● TASK DESCRIPTION: Gather up every line from the entries below that uses the word "label".

● DATASET:
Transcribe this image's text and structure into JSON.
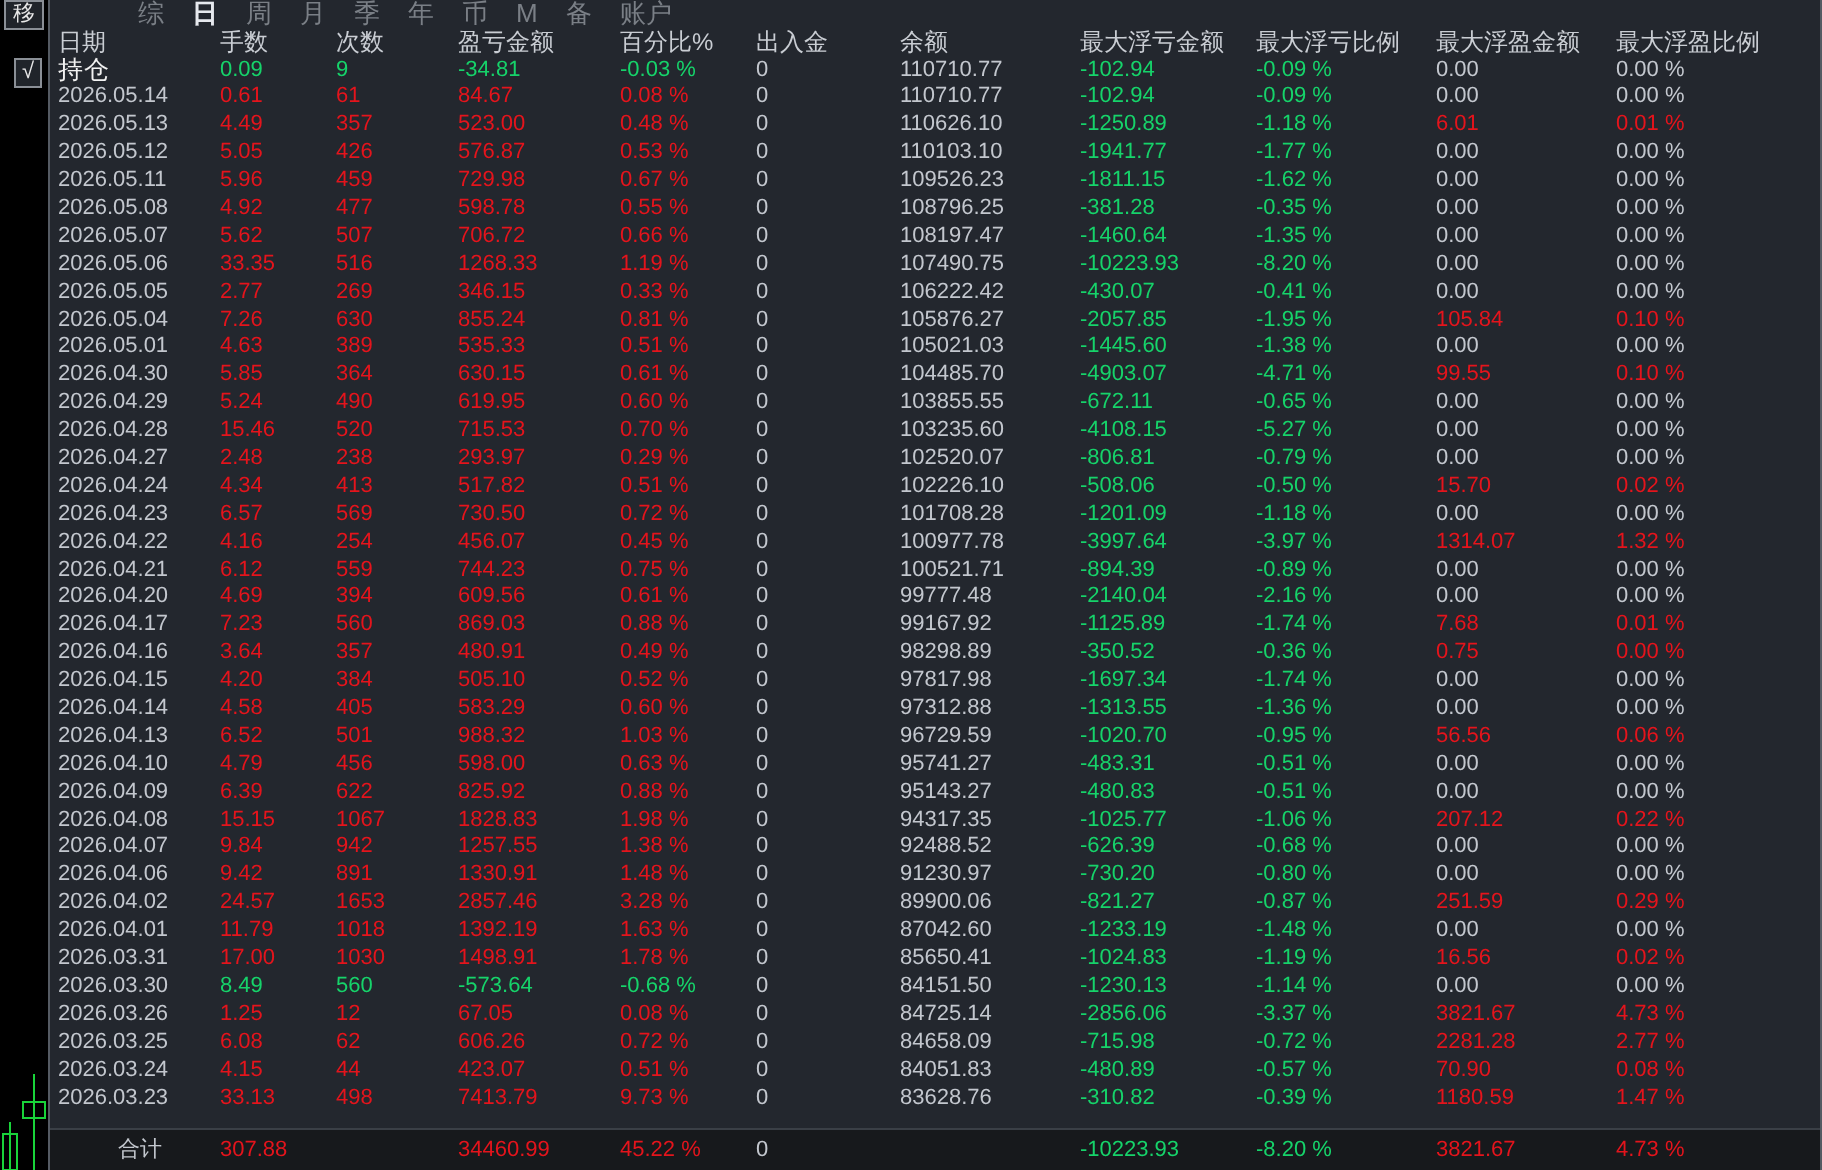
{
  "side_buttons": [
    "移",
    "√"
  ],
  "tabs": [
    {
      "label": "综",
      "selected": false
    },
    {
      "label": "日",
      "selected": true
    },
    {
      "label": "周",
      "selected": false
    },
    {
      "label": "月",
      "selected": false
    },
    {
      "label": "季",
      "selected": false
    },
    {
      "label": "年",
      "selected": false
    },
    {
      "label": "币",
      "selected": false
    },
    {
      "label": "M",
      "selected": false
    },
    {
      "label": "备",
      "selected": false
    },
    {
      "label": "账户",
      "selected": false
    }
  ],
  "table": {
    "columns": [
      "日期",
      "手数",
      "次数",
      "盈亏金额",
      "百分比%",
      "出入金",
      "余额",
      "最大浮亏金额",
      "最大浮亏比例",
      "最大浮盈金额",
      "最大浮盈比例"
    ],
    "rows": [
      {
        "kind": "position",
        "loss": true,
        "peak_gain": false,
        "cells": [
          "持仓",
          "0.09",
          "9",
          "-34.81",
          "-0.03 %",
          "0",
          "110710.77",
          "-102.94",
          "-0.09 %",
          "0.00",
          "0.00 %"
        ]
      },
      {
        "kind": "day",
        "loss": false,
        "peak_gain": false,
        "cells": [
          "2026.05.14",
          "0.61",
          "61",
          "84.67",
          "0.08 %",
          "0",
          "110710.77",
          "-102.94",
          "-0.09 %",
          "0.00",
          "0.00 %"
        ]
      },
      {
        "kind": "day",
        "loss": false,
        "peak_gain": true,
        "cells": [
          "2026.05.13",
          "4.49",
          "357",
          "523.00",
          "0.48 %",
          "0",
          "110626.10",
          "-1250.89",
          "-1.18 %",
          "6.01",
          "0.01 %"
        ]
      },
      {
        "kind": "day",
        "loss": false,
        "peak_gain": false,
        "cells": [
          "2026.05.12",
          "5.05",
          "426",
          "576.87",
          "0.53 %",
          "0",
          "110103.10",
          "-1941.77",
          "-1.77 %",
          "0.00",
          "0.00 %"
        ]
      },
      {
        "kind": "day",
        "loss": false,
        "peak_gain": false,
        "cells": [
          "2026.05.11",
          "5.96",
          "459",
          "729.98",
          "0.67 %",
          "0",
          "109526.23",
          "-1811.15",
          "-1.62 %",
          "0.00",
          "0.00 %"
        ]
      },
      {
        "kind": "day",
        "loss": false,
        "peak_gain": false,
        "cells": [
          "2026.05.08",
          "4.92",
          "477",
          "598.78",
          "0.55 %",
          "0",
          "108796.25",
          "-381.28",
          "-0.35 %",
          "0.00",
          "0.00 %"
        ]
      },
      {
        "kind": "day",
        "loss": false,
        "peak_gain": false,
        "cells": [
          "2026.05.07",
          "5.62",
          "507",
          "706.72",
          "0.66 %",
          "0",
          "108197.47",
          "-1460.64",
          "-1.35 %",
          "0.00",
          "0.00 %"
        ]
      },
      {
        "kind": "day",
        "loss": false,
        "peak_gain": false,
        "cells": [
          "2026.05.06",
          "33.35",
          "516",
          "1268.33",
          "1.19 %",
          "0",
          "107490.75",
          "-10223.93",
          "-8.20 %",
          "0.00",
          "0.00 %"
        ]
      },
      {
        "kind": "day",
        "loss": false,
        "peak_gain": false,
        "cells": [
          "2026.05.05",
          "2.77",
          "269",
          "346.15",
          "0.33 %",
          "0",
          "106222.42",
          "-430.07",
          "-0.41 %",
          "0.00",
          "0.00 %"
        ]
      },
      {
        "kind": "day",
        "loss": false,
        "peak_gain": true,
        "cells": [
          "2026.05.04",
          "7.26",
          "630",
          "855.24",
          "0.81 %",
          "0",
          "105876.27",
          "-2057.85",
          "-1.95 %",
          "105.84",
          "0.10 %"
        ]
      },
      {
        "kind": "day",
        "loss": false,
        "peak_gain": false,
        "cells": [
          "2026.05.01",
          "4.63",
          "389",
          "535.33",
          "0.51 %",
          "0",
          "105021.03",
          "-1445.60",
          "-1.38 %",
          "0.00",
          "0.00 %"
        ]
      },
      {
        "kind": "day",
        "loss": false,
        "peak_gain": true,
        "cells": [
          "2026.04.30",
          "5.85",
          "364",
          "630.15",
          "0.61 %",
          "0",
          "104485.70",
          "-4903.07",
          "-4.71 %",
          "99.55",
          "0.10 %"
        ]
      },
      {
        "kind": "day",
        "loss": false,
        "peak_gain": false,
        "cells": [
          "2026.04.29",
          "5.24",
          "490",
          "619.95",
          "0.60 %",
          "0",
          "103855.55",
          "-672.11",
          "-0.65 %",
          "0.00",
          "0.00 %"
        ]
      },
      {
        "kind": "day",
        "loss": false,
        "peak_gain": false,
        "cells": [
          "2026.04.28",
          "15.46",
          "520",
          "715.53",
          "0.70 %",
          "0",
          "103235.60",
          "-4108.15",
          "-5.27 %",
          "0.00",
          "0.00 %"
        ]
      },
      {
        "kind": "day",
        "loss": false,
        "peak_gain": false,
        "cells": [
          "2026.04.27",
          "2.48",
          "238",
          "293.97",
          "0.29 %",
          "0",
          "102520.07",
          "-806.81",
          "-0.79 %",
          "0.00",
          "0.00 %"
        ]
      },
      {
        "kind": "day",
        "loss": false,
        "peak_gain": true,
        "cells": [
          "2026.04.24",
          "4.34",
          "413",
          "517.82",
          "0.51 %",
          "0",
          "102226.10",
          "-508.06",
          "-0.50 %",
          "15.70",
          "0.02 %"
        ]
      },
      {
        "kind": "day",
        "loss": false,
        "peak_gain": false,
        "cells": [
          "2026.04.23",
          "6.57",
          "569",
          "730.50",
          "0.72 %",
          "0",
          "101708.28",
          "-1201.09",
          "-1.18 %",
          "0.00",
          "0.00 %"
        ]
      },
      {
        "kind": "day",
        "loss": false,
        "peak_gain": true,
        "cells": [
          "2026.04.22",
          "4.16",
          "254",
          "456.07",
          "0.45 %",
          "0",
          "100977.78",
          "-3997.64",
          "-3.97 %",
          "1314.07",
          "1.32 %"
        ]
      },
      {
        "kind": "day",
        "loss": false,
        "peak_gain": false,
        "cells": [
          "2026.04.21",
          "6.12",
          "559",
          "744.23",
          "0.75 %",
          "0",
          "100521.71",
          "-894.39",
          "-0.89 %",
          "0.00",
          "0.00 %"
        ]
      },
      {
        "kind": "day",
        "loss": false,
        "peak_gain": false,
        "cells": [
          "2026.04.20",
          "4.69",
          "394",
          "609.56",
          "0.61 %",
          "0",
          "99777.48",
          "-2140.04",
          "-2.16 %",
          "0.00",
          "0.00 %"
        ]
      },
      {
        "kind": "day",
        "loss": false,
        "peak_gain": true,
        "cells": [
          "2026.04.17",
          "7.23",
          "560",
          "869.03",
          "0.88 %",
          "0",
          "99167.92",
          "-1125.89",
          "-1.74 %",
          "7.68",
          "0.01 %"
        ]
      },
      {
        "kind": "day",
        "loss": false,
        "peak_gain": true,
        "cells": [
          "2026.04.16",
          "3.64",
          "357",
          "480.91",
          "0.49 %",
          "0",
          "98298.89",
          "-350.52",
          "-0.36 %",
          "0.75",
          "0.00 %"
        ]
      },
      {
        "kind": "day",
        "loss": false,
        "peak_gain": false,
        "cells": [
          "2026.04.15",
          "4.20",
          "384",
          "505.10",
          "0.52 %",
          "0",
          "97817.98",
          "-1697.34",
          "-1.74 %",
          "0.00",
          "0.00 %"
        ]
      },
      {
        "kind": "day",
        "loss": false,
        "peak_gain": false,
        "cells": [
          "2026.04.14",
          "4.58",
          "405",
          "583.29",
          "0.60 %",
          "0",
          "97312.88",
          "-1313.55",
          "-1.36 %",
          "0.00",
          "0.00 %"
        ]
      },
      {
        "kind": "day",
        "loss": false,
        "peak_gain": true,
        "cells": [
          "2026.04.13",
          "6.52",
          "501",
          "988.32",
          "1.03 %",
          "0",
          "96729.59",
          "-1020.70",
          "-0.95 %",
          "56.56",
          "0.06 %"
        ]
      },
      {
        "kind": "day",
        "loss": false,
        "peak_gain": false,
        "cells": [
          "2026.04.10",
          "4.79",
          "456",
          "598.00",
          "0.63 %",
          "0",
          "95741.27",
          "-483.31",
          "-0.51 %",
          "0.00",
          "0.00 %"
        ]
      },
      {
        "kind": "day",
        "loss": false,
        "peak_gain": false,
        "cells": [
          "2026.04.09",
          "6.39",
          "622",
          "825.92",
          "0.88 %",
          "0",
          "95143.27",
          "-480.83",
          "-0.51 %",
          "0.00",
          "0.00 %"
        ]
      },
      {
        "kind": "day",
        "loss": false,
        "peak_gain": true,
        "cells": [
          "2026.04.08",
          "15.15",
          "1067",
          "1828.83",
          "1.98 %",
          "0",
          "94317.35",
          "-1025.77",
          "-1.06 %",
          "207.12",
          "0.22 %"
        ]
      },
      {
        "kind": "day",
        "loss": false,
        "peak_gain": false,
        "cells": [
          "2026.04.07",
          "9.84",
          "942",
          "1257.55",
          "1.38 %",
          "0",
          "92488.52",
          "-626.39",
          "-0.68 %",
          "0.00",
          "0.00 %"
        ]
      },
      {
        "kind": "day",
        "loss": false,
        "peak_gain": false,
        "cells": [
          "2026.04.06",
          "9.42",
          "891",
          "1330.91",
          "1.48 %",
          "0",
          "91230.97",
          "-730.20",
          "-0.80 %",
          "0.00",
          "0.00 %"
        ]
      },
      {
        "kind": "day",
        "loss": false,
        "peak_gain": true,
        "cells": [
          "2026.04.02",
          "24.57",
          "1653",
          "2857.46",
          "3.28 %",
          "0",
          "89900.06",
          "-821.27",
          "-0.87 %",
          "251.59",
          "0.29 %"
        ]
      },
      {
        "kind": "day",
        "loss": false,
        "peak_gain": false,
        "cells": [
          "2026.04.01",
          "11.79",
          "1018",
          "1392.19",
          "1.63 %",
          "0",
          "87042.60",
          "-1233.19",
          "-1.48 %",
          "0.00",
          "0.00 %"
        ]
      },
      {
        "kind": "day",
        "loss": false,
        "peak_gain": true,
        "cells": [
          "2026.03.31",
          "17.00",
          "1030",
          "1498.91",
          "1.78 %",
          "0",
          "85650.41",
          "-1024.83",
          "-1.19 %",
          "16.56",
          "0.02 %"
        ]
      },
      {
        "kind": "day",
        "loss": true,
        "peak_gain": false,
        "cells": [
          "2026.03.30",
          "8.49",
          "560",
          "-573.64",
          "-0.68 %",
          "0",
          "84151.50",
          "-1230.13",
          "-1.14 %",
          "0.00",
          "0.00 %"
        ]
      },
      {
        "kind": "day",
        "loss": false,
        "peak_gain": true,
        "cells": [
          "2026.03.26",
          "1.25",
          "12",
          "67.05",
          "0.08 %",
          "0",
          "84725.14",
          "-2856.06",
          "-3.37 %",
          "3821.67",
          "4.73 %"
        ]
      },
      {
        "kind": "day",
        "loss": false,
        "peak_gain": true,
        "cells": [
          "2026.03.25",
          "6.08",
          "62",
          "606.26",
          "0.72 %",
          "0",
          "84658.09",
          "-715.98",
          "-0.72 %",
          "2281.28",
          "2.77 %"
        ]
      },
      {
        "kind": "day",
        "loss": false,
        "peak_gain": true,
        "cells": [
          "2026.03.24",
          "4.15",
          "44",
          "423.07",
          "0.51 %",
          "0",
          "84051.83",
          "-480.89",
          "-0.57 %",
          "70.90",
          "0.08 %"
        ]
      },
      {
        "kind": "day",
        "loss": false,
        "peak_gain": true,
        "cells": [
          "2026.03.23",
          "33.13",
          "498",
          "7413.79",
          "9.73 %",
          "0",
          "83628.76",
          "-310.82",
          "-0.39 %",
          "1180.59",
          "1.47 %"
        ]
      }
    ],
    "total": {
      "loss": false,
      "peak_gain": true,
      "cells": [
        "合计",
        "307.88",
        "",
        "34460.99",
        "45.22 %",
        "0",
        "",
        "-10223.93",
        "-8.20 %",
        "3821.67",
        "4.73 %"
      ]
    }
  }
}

● EXERCISE SOLUTION:
      "label": "综",
      "label": "日",
      "label": "周",
      "label": "月",
      "label": "季",
      "label": "年",
      "label": "币",
      "label": "M",
      "label": "备",
      "label": "账户",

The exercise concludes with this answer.